A hearing is an effective way to gather information needed for the decision to bar someone from gambling. Hearings are usually held at our offices.
Independent Gambling Authority
45 Grenfell Street
People living in regional areas can request a phone hearing.
Who attends the hearing
At least two members of the Independent Gambling Authority (IGA) Board will conduct the hearing.
You need to attend if you are:
- the person who initiated the barring – the complainant
- the person who needs help with gambling – the respondent (in special circumstances an order will be made without the respondent present).
You can ask people to attend who can:
- give evidence about the problem
- give you personal support – eg trusted friend or family member
You can also bring your lawyer. However, the IGA does not have the power to award costs between parties.
What you'll need
You will need to bring:
- photo identification – eg drivers licence
- any information you think supports your case
- people who can appear as witnesses.
What happens at the hearing
Hearings are usually informal. But people who are giving evidence must take an oath or affirmation. Witnesses will enter the room when they are called but do not need to remain after they have given evidence.
The person who initiated the barring and the person who needs help with gambling remain in the room during the hearing.
First, the person who initiated the barring makes submissions and gives evidence. IGA members will probably ask them questions. Then, their witnesses are asked to give evidence and answer any questions.
Next, the person who needs the help with gambling can make submissions and give evidence. IGA members will ask them questions. Then, their witnesses can give evidence and answer any questions.
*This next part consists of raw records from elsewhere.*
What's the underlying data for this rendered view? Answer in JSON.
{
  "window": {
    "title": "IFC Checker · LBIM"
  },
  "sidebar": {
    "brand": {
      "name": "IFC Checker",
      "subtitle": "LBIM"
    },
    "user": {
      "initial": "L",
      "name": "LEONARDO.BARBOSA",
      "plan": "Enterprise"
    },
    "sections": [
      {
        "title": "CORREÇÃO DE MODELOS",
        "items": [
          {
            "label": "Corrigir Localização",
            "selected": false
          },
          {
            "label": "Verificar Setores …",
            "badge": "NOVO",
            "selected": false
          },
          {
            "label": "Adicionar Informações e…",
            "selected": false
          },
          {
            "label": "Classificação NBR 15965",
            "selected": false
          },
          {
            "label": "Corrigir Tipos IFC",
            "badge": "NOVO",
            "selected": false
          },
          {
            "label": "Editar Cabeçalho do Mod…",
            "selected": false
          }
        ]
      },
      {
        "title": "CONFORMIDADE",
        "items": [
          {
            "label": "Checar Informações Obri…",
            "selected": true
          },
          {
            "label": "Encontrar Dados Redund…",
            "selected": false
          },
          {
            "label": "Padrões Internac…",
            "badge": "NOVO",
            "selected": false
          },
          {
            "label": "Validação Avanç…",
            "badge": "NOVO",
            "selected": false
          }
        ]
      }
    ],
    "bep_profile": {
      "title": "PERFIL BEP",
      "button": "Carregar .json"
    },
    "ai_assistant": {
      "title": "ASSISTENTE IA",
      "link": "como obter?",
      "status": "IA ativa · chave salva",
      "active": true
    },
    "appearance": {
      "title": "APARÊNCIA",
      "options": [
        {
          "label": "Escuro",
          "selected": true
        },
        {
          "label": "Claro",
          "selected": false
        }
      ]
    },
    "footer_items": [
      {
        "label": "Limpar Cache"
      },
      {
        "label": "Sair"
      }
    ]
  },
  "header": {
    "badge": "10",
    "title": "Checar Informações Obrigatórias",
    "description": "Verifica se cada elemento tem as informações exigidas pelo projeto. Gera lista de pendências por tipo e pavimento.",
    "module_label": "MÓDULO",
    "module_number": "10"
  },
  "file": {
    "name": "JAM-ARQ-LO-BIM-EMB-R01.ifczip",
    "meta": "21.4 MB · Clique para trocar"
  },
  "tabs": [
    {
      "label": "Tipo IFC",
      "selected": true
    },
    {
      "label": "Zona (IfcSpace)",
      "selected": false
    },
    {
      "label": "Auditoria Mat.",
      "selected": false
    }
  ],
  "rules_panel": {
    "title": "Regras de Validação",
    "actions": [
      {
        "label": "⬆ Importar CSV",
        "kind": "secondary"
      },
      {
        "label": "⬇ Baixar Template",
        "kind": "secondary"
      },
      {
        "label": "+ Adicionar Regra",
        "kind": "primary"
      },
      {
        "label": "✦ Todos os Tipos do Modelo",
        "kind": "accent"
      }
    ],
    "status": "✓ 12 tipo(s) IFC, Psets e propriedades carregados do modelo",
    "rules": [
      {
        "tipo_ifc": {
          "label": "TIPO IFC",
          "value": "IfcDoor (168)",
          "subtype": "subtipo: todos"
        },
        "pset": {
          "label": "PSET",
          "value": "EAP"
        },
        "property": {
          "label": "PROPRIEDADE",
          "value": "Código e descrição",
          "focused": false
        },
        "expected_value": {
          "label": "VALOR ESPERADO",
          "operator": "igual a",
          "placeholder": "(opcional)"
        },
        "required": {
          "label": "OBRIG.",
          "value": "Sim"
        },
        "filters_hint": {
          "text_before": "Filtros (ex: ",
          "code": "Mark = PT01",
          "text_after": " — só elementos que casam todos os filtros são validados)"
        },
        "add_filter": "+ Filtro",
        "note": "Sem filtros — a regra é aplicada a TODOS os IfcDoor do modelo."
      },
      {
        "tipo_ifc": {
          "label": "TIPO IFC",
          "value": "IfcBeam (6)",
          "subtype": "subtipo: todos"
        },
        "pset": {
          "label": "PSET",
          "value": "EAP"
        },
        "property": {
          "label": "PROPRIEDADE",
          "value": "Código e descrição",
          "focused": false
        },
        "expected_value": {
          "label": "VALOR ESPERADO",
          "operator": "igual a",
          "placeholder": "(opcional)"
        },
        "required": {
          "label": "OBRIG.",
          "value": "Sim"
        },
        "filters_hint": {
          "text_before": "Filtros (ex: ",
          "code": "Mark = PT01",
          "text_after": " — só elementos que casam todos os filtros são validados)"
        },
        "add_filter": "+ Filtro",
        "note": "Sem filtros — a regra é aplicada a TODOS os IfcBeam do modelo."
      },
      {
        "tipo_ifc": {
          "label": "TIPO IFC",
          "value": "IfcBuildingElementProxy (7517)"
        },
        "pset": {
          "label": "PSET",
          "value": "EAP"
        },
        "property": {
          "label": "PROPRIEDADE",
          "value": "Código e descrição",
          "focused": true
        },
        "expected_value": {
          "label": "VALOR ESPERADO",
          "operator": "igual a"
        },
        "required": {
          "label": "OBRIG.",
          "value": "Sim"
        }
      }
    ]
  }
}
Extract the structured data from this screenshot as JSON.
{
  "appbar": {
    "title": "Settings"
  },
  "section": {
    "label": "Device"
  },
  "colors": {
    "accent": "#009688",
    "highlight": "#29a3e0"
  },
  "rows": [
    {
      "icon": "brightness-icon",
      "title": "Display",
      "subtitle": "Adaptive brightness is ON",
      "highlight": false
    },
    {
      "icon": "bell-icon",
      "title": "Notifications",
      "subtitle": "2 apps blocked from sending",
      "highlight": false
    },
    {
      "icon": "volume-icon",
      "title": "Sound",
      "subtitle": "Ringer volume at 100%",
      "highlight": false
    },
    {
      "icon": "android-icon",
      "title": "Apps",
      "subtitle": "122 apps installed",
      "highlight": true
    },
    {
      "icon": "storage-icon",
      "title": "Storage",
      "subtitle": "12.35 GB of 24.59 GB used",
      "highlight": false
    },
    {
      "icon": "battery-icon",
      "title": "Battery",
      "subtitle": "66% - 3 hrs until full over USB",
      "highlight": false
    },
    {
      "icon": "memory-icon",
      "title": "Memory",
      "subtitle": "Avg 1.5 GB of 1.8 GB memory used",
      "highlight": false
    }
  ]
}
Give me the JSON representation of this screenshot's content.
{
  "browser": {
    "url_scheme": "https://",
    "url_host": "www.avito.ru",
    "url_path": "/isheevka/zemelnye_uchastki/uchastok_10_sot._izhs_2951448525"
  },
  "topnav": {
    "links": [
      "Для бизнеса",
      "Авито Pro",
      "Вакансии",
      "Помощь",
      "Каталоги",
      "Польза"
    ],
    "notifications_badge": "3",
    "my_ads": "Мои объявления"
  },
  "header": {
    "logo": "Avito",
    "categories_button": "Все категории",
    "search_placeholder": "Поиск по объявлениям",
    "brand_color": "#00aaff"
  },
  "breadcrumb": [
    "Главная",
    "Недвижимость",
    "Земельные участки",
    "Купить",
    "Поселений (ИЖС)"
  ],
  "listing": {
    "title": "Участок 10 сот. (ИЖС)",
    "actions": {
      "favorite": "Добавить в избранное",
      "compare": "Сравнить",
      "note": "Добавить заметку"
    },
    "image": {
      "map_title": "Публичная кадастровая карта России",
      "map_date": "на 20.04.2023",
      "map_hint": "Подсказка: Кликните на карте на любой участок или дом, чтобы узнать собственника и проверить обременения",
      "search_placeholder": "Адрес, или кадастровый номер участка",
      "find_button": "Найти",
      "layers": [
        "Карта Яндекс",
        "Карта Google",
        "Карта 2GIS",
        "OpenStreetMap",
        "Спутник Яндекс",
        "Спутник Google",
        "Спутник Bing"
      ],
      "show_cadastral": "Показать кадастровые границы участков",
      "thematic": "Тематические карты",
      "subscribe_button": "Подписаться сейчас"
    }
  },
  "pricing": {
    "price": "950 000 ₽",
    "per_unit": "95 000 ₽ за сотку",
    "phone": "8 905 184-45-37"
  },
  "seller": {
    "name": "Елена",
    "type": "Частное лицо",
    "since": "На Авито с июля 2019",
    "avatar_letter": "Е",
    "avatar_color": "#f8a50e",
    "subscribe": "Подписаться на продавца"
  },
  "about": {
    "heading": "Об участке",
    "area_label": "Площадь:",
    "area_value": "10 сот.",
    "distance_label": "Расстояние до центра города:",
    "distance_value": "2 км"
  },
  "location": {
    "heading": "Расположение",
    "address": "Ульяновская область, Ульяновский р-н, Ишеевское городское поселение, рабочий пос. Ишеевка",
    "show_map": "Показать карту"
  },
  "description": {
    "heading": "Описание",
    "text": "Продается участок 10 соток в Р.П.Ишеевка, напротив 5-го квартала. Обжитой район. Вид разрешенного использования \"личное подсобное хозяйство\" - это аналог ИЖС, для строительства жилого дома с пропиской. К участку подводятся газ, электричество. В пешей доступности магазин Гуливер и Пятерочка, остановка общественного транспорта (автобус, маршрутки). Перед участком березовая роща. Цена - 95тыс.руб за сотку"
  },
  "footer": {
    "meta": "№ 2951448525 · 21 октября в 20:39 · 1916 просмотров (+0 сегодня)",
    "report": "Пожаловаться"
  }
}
Hearings are recorded electronically.
The hearing can be cancelled and a new date set if:
- the person who initiated the barring or the person who needs help with gambling do not turn up for the hearing
- more information is required from either person
- a summons has not been served to the person who needs help with gambling.
The hearing must be cancelled if the person who needs the help with gambling has a complaint against them under the Domestic Violence Act 1994. The hearing can’t begin again until the domestic violence complaint ends.
Outcome of the hearing
Board members will try to make the order and have it available in writing straight away if an outcome is urgent. Reasons for a decision can also be given verbally, then given in writing within seven days.
If an outcome isn't urgent, members can decide and make orders after the hearing has ended, then deliver reasons for the decision in writing within seven days.